On plan, the bedroom wing of the building looks inefficient: rooms growing out of the spine in clusters with a complex set of walls and layers of roofs. But across the whole project the cost was a reasonable £1,690/m². And, informed by its experienced client, Architype has built a nuanced understanding of the psychology of users into the building. Previously the hospice had four single rooms plus 12 beds in three wards. Now the 20 beds each have a private room, giving privacy for drugs to be administered and wounds dressed. But to combat isolation the clusters open onto a shared lounge where tea can be made, so that visitors and patients can benefit from small moments of interaction as well as, perhaps, a release of tension.

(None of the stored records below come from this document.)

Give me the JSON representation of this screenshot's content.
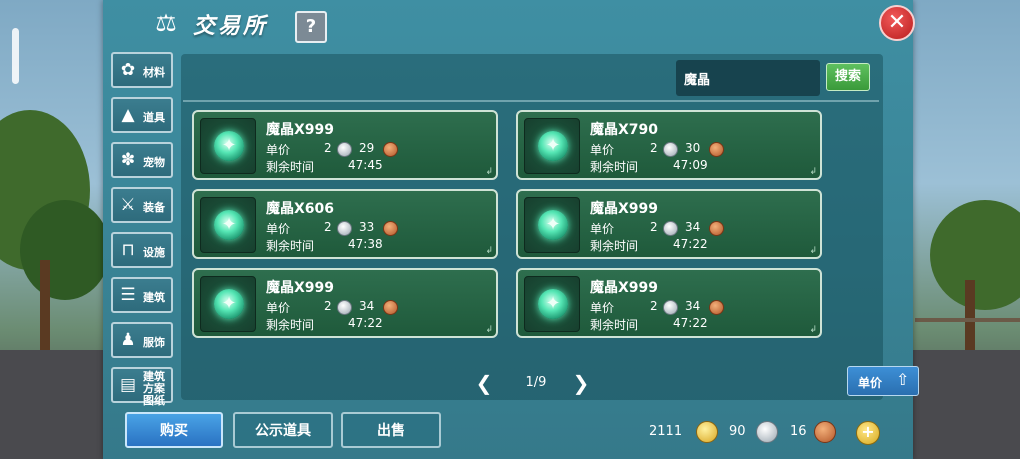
{
  "header": {
    "title": "交易所",
    "help_label": "?",
    "close_label": "✕",
    "icon": "balance-scale-icon"
  },
  "sidebar": {
    "items": [
      {
        "label": "材料",
        "icon": "material-icon"
      },
      {
        "label": "道具",
        "icon": "potion-icon"
      },
      {
        "label": "宠物",
        "icon": "paw-icon"
      },
      {
        "label": "装备",
        "icon": "equipment-icon"
      },
      {
        "label": "设施",
        "icon": "facility-icon"
      },
      {
        "label": "建筑",
        "icon": "building-icon"
      },
      {
        "label": "服饰",
        "icon": "clothing-icon"
      },
      {
        "label": "建筑方案图纸",
        "icon": "blueprint-icon"
      }
    ]
  },
  "search": {
    "value": "魔晶",
    "button_label": "搜索"
  },
  "listings": {
    "price_label": "单价",
    "time_label": "剩余时间",
    "items": [
      {
        "name": "魔晶X999",
        "silver": "2",
        "copper": "29",
        "time": "47:45"
      },
      {
        "name": "魔晶X790",
        "silver": "2",
        "copper": "30",
        "time": "47:09"
      },
      {
        "name": "魔晶X606",
        "silver": "2",
        "copper": "33",
        "time": "47:38"
      },
      {
        "name": "魔晶X999",
        "silver": "2",
        "copper": "34",
        "time": "47:22"
      },
      {
        "name": "魔晶X999",
        "silver": "2",
        "copper": "34",
        "time": "47:22"
      },
      {
        "name": "魔晶X999",
        "silver": "2",
        "copper": "34",
        "time": "47:22"
      }
    ]
  },
  "pagination": {
    "page_text": "1/9",
    "prev": "❮",
    "next": "❯"
  },
  "sort": {
    "label": "单价",
    "icon": "sort-arrow-icon"
  },
  "actions": {
    "buy": "购买",
    "show": "公示道具",
    "sell": "出售"
  },
  "currency": {
    "gold": "2111",
    "silver": "90",
    "copper": "16",
    "add_label": "+"
  },
  "colors": {
    "gold": "#d9a622",
    "silver": "#9aa6b0",
    "copper": "#b2572a",
    "accent_green": "#3a9a3a",
    "accent_blue": "#2a72c2"
  }
}
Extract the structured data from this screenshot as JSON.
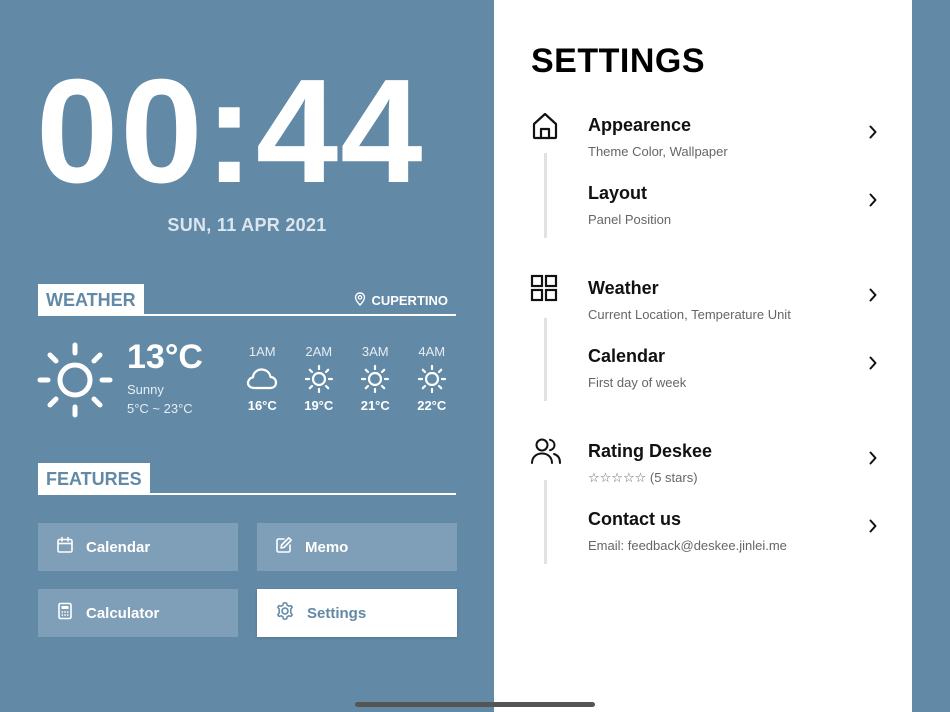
{
  "clock": {
    "time": "00:44",
    "date": "SUN, 11 APR 2021"
  },
  "weather": {
    "header": "WEATHER",
    "location": "CUPERTINO",
    "current": {
      "temp": "13°C",
      "condition": "Sunny",
      "range": "5°C ~ 23°C",
      "icon": "sun-icon"
    },
    "hourly": [
      {
        "time": "1AM",
        "icon": "cloud-icon",
        "temp": "16°C"
      },
      {
        "time": "2AM",
        "icon": "sun-icon",
        "temp": "19°C"
      },
      {
        "time": "3AM",
        "icon": "sun-icon",
        "temp": "21°C"
      },
      {
        "time": "4AM",
        "icon": "sun-icon",
        "temp": "22°C"
      }
    ]
  },
  "features": {
    "header": "FEATURES",
    "buttons": [
      {
        "label": "Calendar",
        "icon": "calendar-icon"
      },
      {
        "label": "Memo",
        "icon": "edit-icon"
      },
      {
        "label": "Calculator",
        "icon": "calculator-icon"
      },
      {
        "label": "Settings",
        "icon": "gear-icon",
        "active": true
      }
    ]
  },
  "settings": {
    "title": "SETTINGS",
    "items": [
      {
        "title": "Appearence",
        "subtitle": "Theme Color, Wallpaper"
      },
      {
        "title": "Layout",
        "subtitle": "Panel Position"
      },
      {
        "title": "Weather",
        "subtitle": "Current Location, Temperature Unit"
      },
      {
        "title": "Calendar",
        "subtitle": "First day of week"
      },
      {
        "title": "Rating Deskee",
        "subtitle": "☆☆☆☆☆ (5 stars)"
      },
      {
        "title": "Contact us",
        "subtitle": "Email: feedback@deskee.jinlei.me"
      }
    ],
    "group_icons": [
      "home-icon",
      "grid-icon",
      "users-icon"
    ]
  },
  "colors": {
    "accent": "#6289a5",
    "button": "#7e9fb7",
    "panel": "#ffffff"
  }
}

Alcove seats in the hallway are equally based on observed behaviour. The tendency to catch the doctor as they leave the patient, to ask the most delicate questions, can leave people discussing these in a corridor. These give a place to perch, out of the way.
The old building has absorbed offices, daycare, a children’s room and education – for training West Midlands health services in palliative care. Here the programme and existing structure makes it harder to navigate than the new building. Perhaps the most successful space is the office under the eaves where the roof has been pushed out into a continuous dormer to give headroom and light. Spaces tend to be rather squeezed between new layers of insulation and ductwork and existing levels, but a large training room has been dug out, extending the buildings terraces above which take in the views.
The land St Michael’s is set in is part of its appeal – it was once owned by the neighbouring convent, itself designed by a lesser Pugin. Its new, more navigable gardens have raised beds that are easy to cultivate. Set on the side of a hill but dug in at the back thanks to a small quarry, the question was how to stop the car park – and possibly more – flooding, without spending a fortune on drainage. Instead, with Churchman Landscape Architects, the water has been turned to advantage, cascading down the steep quarry face in an energetic rill with reed-filled retaining ponds giving a dreamy softness to the views from the hospice and the surrounding accessible path. On the north side of the hospice gutters drop rainwater into giant pots to add more water and sound to the landscape, the sun reflecting ripples on the walls. Rolling hills and ranks of fruit trees carpeting the fields below bring a sense of fecundity, perhaps bittersweet to many here, but also somehow life affirming.
Patients stay 14 days on average; half die in the hospice. It is a small comfort that as the world shrinks around them, and distant views dim, they might still see a blue tit pecking at a bird feeder with their family beside them.
Gross internal floor area: 5130m2 (entire scheme)
Form of contract / procurement: Won through design competition under a JCT SBC/2011 contract
Cost: Total cost - £11 million, Build cost - £9.6 million
Cost per m2: £1,690
Client: St. Michael’s Hospice
Landscape and Planning Consultants: Churchman Landscape Architects
Structural Engineers: Integral Engineering Design
M&E consultant: Couch Perry and Wilkes
Quantity Surveyor: Osbournes Ltd
Main Contractor: Speller Metcalfe